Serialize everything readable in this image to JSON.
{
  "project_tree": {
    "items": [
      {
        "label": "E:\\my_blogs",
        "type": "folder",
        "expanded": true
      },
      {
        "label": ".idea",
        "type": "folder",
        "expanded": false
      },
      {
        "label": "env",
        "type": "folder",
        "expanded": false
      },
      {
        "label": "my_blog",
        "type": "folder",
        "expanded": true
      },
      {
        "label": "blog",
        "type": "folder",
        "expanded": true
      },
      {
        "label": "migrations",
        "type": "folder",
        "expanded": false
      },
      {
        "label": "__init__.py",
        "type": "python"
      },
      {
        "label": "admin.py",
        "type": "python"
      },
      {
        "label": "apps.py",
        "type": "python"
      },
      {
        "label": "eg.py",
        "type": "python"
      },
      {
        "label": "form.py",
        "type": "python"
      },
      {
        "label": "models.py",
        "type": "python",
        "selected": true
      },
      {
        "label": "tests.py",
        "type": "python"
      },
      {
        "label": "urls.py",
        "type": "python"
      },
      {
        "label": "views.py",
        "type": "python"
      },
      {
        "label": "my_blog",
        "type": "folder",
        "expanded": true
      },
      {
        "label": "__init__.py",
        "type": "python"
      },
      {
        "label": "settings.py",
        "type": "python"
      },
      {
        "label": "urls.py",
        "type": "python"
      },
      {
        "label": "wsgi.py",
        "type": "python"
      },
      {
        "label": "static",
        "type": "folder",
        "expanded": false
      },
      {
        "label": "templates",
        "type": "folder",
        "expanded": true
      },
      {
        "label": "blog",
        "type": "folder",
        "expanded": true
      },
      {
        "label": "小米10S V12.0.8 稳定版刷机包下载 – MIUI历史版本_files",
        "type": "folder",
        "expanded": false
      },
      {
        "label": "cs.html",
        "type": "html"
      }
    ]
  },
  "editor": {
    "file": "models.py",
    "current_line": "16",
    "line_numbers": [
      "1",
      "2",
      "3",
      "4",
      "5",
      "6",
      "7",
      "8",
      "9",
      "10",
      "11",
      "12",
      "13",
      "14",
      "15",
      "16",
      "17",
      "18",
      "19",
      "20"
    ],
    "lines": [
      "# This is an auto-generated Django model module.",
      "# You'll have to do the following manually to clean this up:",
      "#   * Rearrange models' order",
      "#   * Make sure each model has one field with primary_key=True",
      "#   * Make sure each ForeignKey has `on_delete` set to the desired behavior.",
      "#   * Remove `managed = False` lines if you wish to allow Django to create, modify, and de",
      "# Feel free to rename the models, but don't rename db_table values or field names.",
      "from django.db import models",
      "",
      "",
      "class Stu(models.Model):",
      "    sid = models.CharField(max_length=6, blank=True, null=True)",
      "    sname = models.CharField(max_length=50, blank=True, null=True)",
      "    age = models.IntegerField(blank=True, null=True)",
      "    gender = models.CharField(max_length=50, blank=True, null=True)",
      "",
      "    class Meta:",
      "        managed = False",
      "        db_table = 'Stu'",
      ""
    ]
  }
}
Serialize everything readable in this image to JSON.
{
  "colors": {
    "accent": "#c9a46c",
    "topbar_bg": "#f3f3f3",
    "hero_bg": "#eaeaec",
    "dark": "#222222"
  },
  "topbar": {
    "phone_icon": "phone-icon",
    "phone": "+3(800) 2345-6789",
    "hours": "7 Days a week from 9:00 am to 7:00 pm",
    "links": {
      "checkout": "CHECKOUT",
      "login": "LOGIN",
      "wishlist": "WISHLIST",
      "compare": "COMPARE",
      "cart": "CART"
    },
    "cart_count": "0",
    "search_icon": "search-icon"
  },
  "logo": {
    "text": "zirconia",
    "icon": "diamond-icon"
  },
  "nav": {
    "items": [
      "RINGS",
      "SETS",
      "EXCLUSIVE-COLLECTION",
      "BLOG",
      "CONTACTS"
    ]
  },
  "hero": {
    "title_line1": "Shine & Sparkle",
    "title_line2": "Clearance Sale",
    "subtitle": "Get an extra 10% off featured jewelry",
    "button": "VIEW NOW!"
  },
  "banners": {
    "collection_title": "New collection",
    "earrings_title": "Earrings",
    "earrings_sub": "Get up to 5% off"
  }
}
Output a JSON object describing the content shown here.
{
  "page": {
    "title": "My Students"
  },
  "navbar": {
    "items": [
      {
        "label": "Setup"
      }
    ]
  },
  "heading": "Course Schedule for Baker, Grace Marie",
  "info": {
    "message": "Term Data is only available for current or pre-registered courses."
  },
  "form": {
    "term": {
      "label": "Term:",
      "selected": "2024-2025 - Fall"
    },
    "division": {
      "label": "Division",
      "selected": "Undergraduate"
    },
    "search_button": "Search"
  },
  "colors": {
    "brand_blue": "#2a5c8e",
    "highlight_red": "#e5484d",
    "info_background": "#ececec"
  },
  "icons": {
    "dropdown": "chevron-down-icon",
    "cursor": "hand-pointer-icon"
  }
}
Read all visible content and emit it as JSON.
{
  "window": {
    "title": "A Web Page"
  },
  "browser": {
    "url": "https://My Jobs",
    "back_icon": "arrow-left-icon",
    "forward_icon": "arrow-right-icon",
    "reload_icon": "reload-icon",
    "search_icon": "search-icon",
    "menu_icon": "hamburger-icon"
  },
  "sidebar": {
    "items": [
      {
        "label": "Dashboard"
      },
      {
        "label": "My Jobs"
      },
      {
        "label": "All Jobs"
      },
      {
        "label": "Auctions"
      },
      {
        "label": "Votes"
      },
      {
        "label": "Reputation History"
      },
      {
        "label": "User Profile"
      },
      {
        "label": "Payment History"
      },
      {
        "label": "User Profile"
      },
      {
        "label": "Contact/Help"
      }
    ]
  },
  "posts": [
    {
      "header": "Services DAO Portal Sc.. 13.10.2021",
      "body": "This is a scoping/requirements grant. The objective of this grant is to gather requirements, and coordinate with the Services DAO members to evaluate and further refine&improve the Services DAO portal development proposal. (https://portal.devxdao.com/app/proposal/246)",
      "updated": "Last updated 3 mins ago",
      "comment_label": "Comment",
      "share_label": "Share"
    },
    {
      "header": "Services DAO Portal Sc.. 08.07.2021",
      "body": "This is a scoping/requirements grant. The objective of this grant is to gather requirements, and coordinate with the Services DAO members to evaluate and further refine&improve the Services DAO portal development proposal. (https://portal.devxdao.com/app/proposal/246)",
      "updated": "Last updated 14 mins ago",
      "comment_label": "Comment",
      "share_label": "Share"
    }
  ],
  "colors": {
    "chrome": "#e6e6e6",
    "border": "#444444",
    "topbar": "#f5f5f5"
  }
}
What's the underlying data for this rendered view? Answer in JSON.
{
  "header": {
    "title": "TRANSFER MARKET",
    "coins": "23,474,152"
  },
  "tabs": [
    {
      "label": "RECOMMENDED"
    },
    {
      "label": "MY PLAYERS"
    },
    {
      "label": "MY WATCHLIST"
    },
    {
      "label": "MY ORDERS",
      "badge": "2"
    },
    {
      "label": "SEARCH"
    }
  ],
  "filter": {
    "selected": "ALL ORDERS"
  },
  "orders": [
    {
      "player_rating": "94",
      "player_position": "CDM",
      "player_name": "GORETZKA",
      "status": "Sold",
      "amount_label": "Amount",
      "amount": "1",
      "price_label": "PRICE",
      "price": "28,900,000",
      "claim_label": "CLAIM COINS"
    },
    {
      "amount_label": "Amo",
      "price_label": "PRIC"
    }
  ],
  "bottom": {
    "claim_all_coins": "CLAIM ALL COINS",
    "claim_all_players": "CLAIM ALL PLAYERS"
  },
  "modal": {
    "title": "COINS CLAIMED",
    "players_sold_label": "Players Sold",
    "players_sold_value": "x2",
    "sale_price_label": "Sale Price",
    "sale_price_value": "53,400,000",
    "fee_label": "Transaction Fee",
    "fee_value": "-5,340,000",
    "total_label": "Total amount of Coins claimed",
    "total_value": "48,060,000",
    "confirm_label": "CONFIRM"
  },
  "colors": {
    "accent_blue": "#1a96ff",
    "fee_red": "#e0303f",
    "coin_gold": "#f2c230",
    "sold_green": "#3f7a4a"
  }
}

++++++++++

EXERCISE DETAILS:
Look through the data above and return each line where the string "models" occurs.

FINISHED TASK:
        "label": "models.py",
    "file": "models.py",
      "#   * Rearrange models' order",
      "# Feel free to rename the models, but don't rename db_table values or field names.",
      "from django.db import models",
      "class Stu(models.Model):",
      "    sid = models.CharField(max_length=6, blank=True, null=True)",
      "    sname = models.CharField(max_length=50, blank=True, null=True)",
      "    age = models.IntegerField(blank=True, null=True)",
      "    gender = models.CharField(max_length=50, blank=True, null=True)",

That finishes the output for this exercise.